Leadership gives multiple chances for youth to grow up and step up.
Yes, youth can learn a lot from planning an event well and executing that plan to perfection. But sometimes it is also a very good thing when an event doesn’t exactly go according to plan. As leaders who are equipping leaders, we need to ask ourselves if we’re okay with an event not following the plan, not being done the way we would do it, or perhaps even failing completely. If any of these happen, how are we going to use it as a learning opportunity for the leaders? Youth can learn from the planning, the actual event, and the debrief or processing time afterwards. Are we as leaders giving them the opportunity to learn from all three? It may be easier to lead and plan the whole thing yourself, but you’re missing out on a great learning experience for your youth if you do so.
Allow your youth leaders to take care of small “fires.”
I felt the need to put fires in quotations, just to clarify that you probably shouldn’t have real fires for most of your events, even though youth are totally fascinated with fire. The leadership point here is to give youth a chance to work through some of the issues as the event happens. I was given the opportunity as a student leader to talk with the janitor about his concerns and to handle the issue with the “student on a ladder” incident. I wouldn’t encourage having a lack of adults at most events– because it is very good to have someone there to step in for the bigger problems. But as you or other adults are there while the youth are leading something, give the youth leaders a chance to take care of an issue first instead of swooping in and doing it for them. Let your youth small group leader try to encourage a quiet student to share their thoughts or try to redirect a distracting peer. Consider being an observer at a leadership meeting rather than the facilitator. Bring a problem to a leader’s attention and maybe give them some guidance in how to handle it rather than stepping in and handling it yourself.
Don’t forget about safety.
In today’s litigious society, it seems like we are more afraid of legal action than about someone getting hurt. Our concern should not be in covering our rear ends in case something happens, but in helping everyone be safe during the program. Most adults are more conscious of safety simply because they don’t have the invincibility complex that many kids do- we know we’re not invincible, in fact we’re breaking more all the time! Don’t sacrifice safety just so that your youth can step up and lead. If an event is a “church event,” make sure there are a couple adults there, even if the youth are leading most of the programming. If it is just a gathering of people off-site that some of the youth plan on their own (just like they get together on the weekends or evenings on a regular basis) at least make sure that the parents of the leaders or whoever is hosting the event knows what is going on.
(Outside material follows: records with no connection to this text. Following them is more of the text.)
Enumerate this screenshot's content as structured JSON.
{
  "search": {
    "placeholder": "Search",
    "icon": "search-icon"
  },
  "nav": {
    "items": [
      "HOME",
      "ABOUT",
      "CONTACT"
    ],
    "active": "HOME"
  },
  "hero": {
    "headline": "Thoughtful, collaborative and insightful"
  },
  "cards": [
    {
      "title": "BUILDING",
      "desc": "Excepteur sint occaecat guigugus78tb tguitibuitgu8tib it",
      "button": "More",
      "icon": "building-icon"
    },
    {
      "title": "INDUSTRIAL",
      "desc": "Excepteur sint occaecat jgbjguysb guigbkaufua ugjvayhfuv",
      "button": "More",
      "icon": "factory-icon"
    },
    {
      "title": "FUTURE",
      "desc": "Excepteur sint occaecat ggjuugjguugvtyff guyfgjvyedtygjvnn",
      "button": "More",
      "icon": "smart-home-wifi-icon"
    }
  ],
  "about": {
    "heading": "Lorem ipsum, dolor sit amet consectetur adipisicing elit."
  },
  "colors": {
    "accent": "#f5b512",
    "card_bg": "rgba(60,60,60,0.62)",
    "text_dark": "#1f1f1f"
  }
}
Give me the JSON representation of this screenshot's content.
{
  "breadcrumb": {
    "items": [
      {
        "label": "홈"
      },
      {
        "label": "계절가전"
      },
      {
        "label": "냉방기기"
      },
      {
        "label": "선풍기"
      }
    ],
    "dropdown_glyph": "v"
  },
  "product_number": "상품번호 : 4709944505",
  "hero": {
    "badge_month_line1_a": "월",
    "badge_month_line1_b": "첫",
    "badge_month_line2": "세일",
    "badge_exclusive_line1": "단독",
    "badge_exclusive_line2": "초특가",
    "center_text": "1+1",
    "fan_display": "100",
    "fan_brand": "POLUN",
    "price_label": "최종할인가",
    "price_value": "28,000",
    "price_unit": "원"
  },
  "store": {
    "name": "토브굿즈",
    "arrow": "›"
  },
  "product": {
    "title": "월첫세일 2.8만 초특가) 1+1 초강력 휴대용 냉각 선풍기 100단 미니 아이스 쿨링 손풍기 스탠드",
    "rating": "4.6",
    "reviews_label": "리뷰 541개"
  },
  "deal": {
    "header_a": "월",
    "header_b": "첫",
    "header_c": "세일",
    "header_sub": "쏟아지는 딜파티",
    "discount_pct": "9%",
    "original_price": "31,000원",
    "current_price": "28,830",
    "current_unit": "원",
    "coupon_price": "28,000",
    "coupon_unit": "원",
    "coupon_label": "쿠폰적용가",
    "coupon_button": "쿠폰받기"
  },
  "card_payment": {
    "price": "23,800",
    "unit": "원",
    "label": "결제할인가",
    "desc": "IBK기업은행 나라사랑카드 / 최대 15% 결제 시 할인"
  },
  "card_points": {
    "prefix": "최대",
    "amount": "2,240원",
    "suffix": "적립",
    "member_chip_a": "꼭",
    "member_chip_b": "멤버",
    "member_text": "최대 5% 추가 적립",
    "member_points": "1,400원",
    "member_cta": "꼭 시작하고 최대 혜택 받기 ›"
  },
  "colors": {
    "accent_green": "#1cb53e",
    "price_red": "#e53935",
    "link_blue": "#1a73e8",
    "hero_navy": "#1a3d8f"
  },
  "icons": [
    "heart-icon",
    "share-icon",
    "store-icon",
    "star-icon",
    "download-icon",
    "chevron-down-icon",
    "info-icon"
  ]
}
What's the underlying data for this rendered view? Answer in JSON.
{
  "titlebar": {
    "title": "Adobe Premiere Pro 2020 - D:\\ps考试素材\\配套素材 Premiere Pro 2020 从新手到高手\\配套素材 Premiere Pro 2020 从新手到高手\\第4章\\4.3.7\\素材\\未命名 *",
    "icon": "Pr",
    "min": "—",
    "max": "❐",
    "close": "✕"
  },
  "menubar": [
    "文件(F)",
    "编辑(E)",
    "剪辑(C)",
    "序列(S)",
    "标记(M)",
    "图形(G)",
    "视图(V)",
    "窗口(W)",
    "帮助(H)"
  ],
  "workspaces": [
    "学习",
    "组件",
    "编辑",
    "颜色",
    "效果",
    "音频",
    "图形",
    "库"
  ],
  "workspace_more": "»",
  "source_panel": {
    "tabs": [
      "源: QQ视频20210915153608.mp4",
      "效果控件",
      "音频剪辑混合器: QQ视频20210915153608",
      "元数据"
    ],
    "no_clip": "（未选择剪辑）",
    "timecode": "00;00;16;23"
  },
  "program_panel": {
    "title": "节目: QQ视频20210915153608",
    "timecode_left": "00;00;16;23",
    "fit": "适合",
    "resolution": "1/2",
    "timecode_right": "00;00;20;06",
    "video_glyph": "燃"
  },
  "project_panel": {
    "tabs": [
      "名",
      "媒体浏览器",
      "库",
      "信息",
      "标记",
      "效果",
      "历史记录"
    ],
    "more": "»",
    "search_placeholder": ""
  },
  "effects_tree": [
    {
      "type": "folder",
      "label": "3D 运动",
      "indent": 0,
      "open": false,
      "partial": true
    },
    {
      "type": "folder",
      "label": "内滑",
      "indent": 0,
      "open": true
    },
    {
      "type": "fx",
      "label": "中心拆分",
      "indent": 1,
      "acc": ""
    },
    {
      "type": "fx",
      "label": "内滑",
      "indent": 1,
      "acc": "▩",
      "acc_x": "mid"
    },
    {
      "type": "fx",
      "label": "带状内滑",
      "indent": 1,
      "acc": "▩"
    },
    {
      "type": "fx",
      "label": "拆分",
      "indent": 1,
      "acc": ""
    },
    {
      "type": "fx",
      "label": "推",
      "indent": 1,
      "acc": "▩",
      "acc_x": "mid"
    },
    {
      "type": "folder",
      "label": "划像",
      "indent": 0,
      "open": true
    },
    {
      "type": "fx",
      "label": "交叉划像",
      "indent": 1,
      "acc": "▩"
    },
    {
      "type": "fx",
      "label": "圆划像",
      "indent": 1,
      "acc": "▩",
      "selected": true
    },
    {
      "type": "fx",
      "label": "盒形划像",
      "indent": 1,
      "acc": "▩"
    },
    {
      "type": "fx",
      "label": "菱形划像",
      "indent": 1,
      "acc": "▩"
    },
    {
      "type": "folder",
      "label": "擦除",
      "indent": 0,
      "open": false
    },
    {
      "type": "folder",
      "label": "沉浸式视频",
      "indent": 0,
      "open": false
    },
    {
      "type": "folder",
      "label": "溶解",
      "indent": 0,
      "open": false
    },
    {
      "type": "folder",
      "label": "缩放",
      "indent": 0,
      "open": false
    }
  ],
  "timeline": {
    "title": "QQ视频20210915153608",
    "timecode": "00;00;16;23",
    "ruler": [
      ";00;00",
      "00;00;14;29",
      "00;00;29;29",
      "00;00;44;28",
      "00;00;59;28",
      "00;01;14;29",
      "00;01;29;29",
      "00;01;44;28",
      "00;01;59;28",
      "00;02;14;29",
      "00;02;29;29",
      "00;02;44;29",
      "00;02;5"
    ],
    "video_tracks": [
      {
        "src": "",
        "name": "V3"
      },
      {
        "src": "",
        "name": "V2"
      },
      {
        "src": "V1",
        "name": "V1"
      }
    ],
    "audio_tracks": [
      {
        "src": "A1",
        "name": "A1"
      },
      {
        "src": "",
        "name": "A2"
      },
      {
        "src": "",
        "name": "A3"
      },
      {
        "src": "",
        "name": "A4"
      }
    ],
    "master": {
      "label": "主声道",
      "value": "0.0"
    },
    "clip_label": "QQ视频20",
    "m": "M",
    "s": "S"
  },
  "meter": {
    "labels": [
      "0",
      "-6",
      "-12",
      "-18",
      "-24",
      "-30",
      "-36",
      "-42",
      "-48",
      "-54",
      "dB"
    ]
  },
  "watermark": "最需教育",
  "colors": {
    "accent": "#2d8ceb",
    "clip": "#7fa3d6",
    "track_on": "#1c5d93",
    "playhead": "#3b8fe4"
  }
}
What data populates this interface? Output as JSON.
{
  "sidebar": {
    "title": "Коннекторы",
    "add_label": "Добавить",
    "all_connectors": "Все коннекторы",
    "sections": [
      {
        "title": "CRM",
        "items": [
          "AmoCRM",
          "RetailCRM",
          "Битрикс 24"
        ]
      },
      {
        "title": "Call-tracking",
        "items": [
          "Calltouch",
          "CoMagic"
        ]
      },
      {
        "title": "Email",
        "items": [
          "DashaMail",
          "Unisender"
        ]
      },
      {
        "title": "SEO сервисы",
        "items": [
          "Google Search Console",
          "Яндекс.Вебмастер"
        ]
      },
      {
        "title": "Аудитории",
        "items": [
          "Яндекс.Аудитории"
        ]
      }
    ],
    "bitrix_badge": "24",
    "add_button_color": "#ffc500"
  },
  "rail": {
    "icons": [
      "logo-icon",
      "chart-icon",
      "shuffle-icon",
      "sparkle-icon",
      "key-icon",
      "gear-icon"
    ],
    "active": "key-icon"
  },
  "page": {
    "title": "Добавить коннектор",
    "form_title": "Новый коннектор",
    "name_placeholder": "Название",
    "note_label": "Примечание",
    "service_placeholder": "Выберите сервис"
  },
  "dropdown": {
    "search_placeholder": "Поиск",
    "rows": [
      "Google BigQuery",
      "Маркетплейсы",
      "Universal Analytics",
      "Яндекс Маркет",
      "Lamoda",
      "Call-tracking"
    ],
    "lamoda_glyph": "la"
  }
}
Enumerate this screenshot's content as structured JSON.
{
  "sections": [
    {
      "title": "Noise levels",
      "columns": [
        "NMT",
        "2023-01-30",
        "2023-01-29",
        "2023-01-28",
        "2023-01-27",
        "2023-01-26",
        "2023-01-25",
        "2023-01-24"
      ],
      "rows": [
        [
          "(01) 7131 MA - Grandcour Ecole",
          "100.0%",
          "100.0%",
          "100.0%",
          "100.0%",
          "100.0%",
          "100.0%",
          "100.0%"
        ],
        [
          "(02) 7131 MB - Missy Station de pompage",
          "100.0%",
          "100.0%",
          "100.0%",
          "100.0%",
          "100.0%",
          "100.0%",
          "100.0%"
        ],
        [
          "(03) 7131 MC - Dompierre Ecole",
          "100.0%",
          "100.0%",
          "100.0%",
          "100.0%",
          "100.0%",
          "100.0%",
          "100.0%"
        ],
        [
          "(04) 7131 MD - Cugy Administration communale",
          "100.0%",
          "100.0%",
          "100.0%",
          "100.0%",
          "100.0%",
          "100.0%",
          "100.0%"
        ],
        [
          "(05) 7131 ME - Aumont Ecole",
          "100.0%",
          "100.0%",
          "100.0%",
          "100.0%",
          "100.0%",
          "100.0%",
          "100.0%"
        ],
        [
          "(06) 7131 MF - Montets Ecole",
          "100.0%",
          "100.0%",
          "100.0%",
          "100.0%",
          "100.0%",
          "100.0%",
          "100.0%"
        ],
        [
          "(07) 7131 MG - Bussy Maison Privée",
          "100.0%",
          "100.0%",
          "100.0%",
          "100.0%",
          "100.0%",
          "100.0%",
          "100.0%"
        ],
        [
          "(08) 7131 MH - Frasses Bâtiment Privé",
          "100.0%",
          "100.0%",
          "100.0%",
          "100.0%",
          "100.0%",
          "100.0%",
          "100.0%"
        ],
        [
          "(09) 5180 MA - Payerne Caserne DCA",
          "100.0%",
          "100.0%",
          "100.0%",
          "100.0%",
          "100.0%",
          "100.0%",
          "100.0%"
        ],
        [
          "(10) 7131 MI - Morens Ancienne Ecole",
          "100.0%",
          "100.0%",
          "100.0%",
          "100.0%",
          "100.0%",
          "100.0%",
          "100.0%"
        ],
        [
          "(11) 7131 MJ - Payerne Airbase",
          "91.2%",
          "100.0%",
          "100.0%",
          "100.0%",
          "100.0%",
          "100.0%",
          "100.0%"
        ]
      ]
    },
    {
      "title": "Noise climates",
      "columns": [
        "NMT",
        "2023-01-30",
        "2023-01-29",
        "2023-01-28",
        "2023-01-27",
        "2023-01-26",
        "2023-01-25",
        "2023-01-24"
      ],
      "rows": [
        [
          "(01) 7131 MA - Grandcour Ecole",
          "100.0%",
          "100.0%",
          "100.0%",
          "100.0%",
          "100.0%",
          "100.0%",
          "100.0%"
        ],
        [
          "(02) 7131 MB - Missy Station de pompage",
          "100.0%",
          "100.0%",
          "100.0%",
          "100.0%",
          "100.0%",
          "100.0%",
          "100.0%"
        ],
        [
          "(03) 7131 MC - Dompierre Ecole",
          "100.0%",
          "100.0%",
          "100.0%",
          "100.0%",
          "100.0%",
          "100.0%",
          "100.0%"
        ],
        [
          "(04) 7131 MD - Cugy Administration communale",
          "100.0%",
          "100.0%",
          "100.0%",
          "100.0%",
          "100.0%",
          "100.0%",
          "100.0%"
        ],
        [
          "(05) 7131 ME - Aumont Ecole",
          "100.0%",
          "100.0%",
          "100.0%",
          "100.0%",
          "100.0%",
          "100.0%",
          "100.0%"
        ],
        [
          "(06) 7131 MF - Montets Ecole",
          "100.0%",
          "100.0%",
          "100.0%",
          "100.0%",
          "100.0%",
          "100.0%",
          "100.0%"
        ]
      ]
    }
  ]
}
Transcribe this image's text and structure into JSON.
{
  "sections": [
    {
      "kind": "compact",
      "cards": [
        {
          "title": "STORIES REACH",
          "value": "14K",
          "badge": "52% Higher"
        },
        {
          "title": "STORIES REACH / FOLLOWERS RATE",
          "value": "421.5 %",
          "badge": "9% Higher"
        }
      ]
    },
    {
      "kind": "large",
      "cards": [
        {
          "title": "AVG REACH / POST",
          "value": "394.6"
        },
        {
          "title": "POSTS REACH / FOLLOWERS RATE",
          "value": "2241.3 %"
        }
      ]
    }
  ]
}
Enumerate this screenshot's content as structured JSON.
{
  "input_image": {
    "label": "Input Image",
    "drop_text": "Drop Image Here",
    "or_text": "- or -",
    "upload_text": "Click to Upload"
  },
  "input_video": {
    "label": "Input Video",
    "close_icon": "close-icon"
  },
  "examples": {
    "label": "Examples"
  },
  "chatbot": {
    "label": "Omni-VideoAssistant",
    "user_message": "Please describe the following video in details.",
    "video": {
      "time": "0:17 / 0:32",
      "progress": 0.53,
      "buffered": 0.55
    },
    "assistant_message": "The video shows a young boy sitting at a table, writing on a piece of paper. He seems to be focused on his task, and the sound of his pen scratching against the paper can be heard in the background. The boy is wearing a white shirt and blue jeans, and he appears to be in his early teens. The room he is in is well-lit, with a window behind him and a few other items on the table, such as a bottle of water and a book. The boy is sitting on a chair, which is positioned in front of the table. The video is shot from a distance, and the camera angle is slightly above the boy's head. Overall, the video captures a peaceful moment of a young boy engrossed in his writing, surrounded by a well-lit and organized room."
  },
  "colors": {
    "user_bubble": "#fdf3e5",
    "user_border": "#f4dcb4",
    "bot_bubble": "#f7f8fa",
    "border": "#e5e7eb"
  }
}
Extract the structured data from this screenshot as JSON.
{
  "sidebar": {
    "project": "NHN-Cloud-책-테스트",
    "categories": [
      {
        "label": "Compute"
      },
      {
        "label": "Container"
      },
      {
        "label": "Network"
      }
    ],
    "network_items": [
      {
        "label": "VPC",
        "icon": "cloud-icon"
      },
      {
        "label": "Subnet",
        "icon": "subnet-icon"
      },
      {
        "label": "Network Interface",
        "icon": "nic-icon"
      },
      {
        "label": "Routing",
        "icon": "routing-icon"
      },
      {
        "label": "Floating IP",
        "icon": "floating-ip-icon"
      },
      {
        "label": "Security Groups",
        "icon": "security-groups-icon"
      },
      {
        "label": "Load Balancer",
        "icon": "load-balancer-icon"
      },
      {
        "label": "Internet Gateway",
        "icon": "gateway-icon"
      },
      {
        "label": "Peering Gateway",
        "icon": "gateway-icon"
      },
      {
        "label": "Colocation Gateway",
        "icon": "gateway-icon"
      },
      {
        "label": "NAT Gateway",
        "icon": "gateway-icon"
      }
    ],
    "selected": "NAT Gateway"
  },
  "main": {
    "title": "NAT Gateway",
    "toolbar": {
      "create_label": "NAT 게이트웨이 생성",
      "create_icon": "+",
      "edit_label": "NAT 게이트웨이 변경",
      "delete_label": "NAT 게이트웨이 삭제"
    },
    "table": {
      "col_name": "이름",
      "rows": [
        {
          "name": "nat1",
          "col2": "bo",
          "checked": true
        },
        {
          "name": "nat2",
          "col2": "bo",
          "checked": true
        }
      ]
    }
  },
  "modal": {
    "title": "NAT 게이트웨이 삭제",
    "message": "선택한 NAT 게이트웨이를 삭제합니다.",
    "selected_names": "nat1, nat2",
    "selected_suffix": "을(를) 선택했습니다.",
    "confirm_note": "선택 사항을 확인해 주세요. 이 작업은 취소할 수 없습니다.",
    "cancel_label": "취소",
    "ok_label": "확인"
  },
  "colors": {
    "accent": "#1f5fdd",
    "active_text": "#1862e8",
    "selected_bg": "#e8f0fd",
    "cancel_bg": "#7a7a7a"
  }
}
Adversity, criticism, and problems sometimes are why we don’t allow students to lead, but those things can also be some of the greatest tools we have to help our youth grow. Yes, there are some limits as to what student leaders can do, but don’t allow that to dissuade you from letting them do what they can. The overall thought that should be running through our heads is this, “How can I be a Christ-like shepherd as I serve these youth leaders?” It involves a lot of love, grace, patience, truth, and perseverance but it’s worth it because it’s an investment ultimately in the youth themselves. It’s one thing to tell them in a Bible study, “God wants to do great things through you!” It’s another thing to actually give them an opportunity to see that in action as God uses them in your church and community. At this point in the story we have made it through the dodgeball event itself but unfortunately that isn’t the finish line for the problems. In the last part of this series, we’ll look at the benefits of a good debrief for leaders and also talk about responsibility for your youth. Stay tuned!